The appeal process gives property owners the opportunity to exercise their due process by challenging their assessed value, not their property tax bill. The amount on your tax bill is determined by tax rates applied to your assessment by schools, parks, libraries, etc which is why the appeal process only applies to the assessed value. Once the tax bill is received, it is too late to make an appeal for that year's assessment.
More about assessments and taxes
The first person who a property owner should contact with questions and concerns is the assessor. The assessor has put in place a "Soft Appeal" process to assist constituents in appealing their assessment at the local level. If that year's books are still open, the assessor can correct the value. After the books have closed or if the property owner spoke with the assessor and still is not satisfied, a formal appeal may be filed. Please click here "Soft Appeal" if interested in filing a Soft Appeal. Or please go to the "Soft Appeals" tab located on the left hand side of the Home Page.
Basis of a Formal Appeal
A formal appeal may be filed based on any of the following claims:
The assessor's market value is higher than actual market value. This claim can be supported if the property has recently been purchased on the open market through an arms length transaction or if a professional appraisal for ad valorem purposes, not a re-finance apparaisal, stating the value as of January 1st of the assessment year is supplied.
Note: It is important that the homeowner receives an ad valorem appraisal as opposed to a re-finance appraisal because re-finance appraisals often undervalue the property.
The assessed value is at a higher percentage of market value for the property than the prevailing township or county median level, as shown in an assessment/sales ratio study, after equalization factor has been applied.
Note: The State assigns a value to each Township. The Assesor then must assess the homes in the Township so that the total value of all of the homes in the Township equals the value that the State assigned. If the total value is greater than or less than the assigned value the State adjusts each assessment accordingly. The equalization factor happens when the state applies the adjustments.
The Steps in the Formal Appeal Process
Determine the fair market value for the property.
Determine the prevailing assessment level in the jurisdiction.
Obtain the assessed valuation of the property.
Discuss the assessment with the assessor.
Determine the basis for the formal complaint.
File a written complaint with the board of review.

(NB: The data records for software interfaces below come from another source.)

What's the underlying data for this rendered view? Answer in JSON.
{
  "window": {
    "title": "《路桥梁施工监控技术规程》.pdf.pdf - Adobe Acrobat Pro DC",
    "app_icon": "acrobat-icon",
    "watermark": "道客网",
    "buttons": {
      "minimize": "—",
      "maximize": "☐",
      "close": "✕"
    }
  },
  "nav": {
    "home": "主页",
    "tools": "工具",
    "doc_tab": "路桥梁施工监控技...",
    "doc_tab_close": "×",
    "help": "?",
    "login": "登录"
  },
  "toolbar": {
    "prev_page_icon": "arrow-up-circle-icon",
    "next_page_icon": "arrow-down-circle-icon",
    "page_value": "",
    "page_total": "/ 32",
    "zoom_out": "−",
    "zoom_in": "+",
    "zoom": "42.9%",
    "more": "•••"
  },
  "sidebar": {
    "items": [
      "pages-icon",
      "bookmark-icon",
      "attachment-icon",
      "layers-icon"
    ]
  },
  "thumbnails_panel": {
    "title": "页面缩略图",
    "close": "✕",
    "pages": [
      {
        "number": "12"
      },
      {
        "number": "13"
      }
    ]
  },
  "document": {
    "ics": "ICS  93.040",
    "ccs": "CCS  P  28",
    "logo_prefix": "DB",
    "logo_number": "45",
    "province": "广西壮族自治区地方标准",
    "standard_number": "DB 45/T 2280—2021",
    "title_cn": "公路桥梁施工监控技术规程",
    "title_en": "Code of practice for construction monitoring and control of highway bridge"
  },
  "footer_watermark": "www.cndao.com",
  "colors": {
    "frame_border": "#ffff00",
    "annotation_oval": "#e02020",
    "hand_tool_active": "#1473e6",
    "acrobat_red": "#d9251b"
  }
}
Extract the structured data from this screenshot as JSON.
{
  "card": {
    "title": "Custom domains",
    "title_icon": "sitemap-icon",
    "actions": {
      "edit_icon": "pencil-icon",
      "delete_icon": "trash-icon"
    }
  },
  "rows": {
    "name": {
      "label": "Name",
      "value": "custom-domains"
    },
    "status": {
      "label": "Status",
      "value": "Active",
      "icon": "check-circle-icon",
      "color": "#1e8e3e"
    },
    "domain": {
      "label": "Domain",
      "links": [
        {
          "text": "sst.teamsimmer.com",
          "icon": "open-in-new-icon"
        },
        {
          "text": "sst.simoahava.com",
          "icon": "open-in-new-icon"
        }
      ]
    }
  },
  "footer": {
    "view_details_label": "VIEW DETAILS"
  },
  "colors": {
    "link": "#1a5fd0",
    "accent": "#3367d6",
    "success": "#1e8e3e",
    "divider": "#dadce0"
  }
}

Present evidence of unfair assessment at the hearing to the board of review. If a property owner is dissatisfied with the board's decision, the owner can appeal the decision to the State Property Tax Appeal Board, in writing, or file a tax objection complaint in circuit court.
Property owners must provide substantial evidence that their assessment is unfair. To obtain evidence visit the web site of the local assessor or the supervisor of assessments, visit the local assessor's office, or hire a professional appraiser.
Pertinent evidence for non-farm property should include some or all of the following:
Will County Board Of Review will now accept Property Record Cards from the Frankfort Township Assessor Website
- A copy of file property record card (PRC) -Will County Board Of Review will now accept Property Record Cards from the Frankfort Township Assessor Website
- A photograph for the property under appeal.
- A copy of Form PTAX-203(Real Estate Transfer Declaration), a deed, or a contract for purchase.
- An appraisal of the property.
- A list of recent sales of comparable properties, including photographs, PRCs, and evidence of the sale prices.
- A photograph of elements detracting from the value of the property not shown on the PRC and an estimate, in terms of dollars, of their negative effect on the market value.
- A copy of PRCs and photographs of similar or neighboring properties.
The department provides information regarding:
Role of Board of Review
comparable sales data,
the Illinois Real Properly Appraisal Manual (IRPAM)
coal and mineral assessments, and
the assessment of pollution-control facilities and railroad operating property, which is state-assessed property
Section 16-55 of the Property Tax Code states "On written complaint that any property is over-assessed or under-assessed, the board shall review the assessment, and correct it, as appears to be just, but in no case shall the property be assessed at a higher percentage of fair cash value than other property in the assessment district prior to equalization by the board or the department.
Reviewing assessment complaints is perhaps the most important function performed by the board during its session. Through equity of assessments, a great deal of time, energy, and resources is required to ensure that a fair sharing of the tax burden is achieved throughout the jurisdiction.